Cited by 36

### Table 1: Comparison of various protocols. The cur- rent size of the network is n.

"... In PAGE 1: ... Thus DHT routing topologies face two conflicting goals: fast lookups but small state. Table1 sum- marizes the trade-offs offered by various DHT topologies. All the protocols are scalable and handle dynamic networks.... ..."

### Table 1: UsenetDHT reduces the bandwidth and storage requirements of hosting a Usenet feed in proportion to the fraction of articles read (r) and the number of servers in the network (n), respectively. This table compares the cur- rent transfer and storage requirements per day for a full Usenet feed in both systems, where b represents the total number of bytes for articles injected each day. A single peer is assumed

### Table 2. Statistic of DHT objects stored in ConDHT.

### Table 1: Parameter settings for the uni ed discrete transformation architecture, where RefXDFT (k)g and ImfXDFT (k)g denote the the real part and the imaginary part of the DFT, respectively. ck is the scaling factor used in the DCT/DST and their inverse transforms.
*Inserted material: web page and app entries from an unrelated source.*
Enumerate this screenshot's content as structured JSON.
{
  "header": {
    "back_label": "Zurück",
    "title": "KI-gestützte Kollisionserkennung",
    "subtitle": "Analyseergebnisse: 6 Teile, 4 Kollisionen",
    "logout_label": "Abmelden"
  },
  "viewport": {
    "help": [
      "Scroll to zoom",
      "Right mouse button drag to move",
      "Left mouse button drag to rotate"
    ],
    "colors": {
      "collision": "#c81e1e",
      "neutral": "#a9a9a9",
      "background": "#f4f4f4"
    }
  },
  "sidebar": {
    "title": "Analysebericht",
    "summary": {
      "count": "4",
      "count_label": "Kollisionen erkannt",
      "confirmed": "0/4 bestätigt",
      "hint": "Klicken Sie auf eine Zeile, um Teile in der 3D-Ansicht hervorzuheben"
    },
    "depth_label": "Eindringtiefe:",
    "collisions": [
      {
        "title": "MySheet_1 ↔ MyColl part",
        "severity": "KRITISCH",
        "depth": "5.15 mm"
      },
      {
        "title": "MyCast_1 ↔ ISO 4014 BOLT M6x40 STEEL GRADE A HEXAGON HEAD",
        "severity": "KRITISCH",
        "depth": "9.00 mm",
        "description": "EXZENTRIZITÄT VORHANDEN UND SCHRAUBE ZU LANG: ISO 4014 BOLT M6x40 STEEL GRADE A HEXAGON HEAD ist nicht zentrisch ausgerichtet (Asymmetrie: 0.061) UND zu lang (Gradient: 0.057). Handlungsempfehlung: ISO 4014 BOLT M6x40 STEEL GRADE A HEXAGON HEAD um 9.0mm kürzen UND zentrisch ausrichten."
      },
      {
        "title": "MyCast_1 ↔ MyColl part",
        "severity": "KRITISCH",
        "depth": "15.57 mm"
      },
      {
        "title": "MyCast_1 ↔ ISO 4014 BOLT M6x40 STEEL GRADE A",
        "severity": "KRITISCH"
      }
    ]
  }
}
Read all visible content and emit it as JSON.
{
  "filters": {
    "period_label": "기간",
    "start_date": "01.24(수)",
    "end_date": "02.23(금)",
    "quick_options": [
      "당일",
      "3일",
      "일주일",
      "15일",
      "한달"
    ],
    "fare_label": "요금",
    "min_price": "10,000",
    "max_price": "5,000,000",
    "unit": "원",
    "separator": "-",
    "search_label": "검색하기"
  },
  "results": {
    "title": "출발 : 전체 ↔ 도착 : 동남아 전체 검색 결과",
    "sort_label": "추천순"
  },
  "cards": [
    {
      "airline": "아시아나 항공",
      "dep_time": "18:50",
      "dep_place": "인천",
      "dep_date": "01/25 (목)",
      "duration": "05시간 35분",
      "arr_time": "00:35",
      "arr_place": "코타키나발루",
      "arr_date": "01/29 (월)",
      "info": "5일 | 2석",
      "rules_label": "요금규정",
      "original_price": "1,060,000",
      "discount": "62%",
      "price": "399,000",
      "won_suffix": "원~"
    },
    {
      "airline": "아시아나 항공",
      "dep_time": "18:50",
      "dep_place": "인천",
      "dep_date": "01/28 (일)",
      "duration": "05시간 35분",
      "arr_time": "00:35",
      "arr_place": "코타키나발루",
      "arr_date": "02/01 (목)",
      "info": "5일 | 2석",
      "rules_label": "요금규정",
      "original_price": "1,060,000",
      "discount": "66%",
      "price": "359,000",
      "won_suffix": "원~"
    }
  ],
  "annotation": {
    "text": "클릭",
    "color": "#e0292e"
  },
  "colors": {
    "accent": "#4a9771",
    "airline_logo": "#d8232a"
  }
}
"... In PAGE 7: ... As an example, the discrete Hartley transform (DHT) can be represented as XDHT (k) = XC(k) + XS(k) (16) by setting L = N; = 1 pN ; !k = ?k N ; and k = ?!k: (17) The other example is the Modulated Lapped Transform (MLT) [18] which can be computed by XMLT (k) = ?sk[ XC(k + 1) + XS(k) ] (18) for k = 0; 1; : : : ; N ? 1, where the scaling factor sk = (?1)(k+2)=2 if k is even, and sk = (?1)(k?1)=2 if k is odd, and the parameter settings are L = 2N; = 1 p2N ; !k = k 2N ; and k = 2 (k + 1 2): (19) (16) and (18) are referred to as the combination functions which describes how to combine XC(k) and XS(k) together to obtain the desired DT coe cients. The parameter settings and the corresponding combination functions for most DTs are listed in Table1 . The corresponding IIR-based uni ed DT architecture can be... In PAGE 9: ...4 performs the block transforms in an SIPO way. The interconnection network will be con gurated according to the combination functions de ned in Table1 . The detailed settings of the interconnection network used in this paper (Type I-IX) are described in Table 3.... In PAGE 9: ... After the last datum enters the uni ed module array, the evaluations of XC(k) and XS(k) in (14) and (15) are complete. Then the interconnection net- work will combine the module outputs according to the combination function de ned in Table1 , and the transform coe cients can be obtained in parallel at the outputs of the network. At the same time, the host processor will reset all internal registers (delay elements) of the programmable modules to zero so that the next block transform can be conducted immediately.... In PAGE 14: ... There are two parts inside the interconnection network: One is the summation circuit to combine the even and odd outputs of the array. The other is the circuit to perform the combination function de ned in Table1 . In real implementation, we can either add one summation circuit so that the switch settings for the DT in Table 3 can still be used, or we can de ne new switch settings by merging these two circuits together.... ..."

### Table 1: Comparison of Various DHTs Comparison Criteria Overlays

"... In PAGE 5: ... There have been attempts to devise a common Application Programming Interface (API) for different DHT algorithms [32]. Table1 illustrates differences in various DHT facilities. Chord, as explained above, arranges the network in circular space.... ..."